THE BARTOK SECONDEsplanade Concert HallSaturday (21 April 2012)Singapore Orchestra Symphony
This review was published in The Straits Times on 23 April 2012 with the title "Fireworks end with Bartok's bang and smash".
The mere mention of the 20th century Hungarian composer Bela Bartok still strikes fear in the hearts of potential concert-goers today. Just witness the rows of empty seats at this evening’s concert, which began with four dances from the ballet Estancia (The Ranch) by Argentine Alberto Ginastera, sometimes described as the “Bartok of the Pampas”.
Conducted by the young Venezuelan maestro Christian Vasquez, this was a case of excellent programming as both composers made use of the folk idioms and dances of their native countries, crafted in an invigorating and often violent way.
The insistent and relentless rhythm of percussion fuelled three of the dances, with the furious and frenetic Malambo making for a most exuberant close. In between, the reflective Danza del Trigo (Wheat Dance)offered flautist Jin Ta and concertmaster Alexander Souptel the most elegant of solos, which they accepted with utmost grace.
Excellent wind and brass dominated the first movement of Bartok’s thorny Second Piano Concerto, a work of nightmarish difficulty to accompany, as they more than kept up with French pianist Jean-Efflam Bavouzet’s steely fingers. This was an astonishing performance in many ways, most of all because all on deck were functioning beyond the mastery of correct notes. Each rapid cut and thrust by the soloist was matched by equally trenchant responses from the orchestra, all accomplished at a spellbinding speed.
The few moments of repose were afforded in the Adagio, where the hitherto silent strings produced the most evenly burnished sound to evoke the mysteries of the night. This made the hell-for-leather interlude – with piano and orchestra scurrying in all directions - even more exciting.
The brutal Allegro Barbaro–like romp of the finale completed a work that could be classical music’s equivalent of heavy metal. As a touch of supreme irony, the brilliant Bavouzet played as his encore Debussy’s genteel prelude, The Girl With Flaxen Hair. What extraordinary contrasts!
After the bang and smash of the first half, Dvorak’s affable Eighth Symphony seemed almost an anti-climax. It was a good performance overall, with no new insights to be proffered. Vasquez, like many of his prodigious generation, conducted totally from memory. A goodly and non-idiosyncratic pace started the first movement, and it continued merrily and untroubled from there.

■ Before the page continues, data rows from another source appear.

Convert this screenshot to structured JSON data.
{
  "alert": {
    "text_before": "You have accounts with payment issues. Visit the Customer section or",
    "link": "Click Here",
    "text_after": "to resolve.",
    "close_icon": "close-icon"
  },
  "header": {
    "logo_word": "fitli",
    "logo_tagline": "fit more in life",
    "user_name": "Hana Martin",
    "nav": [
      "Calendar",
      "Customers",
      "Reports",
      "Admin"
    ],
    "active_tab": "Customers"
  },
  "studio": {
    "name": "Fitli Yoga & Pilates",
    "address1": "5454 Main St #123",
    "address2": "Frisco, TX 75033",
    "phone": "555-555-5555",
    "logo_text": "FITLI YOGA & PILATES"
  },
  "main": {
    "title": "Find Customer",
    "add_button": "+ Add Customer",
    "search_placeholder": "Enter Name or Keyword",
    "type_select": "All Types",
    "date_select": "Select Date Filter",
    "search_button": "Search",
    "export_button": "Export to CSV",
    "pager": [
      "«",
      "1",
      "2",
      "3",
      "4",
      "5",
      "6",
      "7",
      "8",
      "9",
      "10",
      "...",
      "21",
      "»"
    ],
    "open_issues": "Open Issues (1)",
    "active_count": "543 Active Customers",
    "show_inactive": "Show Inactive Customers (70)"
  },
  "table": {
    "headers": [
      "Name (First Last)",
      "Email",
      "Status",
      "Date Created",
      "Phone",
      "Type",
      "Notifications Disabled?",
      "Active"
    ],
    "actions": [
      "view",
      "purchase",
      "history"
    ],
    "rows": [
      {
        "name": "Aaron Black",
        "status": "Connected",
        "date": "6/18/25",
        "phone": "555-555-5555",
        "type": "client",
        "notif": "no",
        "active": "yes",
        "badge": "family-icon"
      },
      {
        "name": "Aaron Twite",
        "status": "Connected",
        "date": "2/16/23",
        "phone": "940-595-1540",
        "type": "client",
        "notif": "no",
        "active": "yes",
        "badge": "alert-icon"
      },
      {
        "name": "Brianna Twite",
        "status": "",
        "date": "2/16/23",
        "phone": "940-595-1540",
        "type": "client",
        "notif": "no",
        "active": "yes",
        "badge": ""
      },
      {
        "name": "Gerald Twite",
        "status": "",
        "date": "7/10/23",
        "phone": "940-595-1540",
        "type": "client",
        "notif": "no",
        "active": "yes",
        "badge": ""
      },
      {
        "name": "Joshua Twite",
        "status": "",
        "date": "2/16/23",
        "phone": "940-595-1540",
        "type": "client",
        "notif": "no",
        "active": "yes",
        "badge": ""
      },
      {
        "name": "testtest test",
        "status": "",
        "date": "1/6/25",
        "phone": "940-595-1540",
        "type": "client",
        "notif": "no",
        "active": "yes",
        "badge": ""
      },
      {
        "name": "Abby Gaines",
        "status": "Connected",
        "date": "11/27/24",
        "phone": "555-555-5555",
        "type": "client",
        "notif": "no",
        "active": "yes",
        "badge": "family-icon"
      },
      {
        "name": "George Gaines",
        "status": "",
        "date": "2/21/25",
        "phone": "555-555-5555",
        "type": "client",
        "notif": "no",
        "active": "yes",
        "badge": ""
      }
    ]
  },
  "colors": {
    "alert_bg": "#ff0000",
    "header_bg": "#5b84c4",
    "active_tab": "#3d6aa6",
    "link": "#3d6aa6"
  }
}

Here is a leader who does not try and impose his own will on the score, but let the music speak for itself. Flautist Jin was called upon again for more intricate solos. As the pastorale of the slow movement gave way to a more boisterous Slavonic dance and the final procession, so did the ensemble step up to the plate to close on a high. For many, including this listener, the fireworks had ended with the Bartok.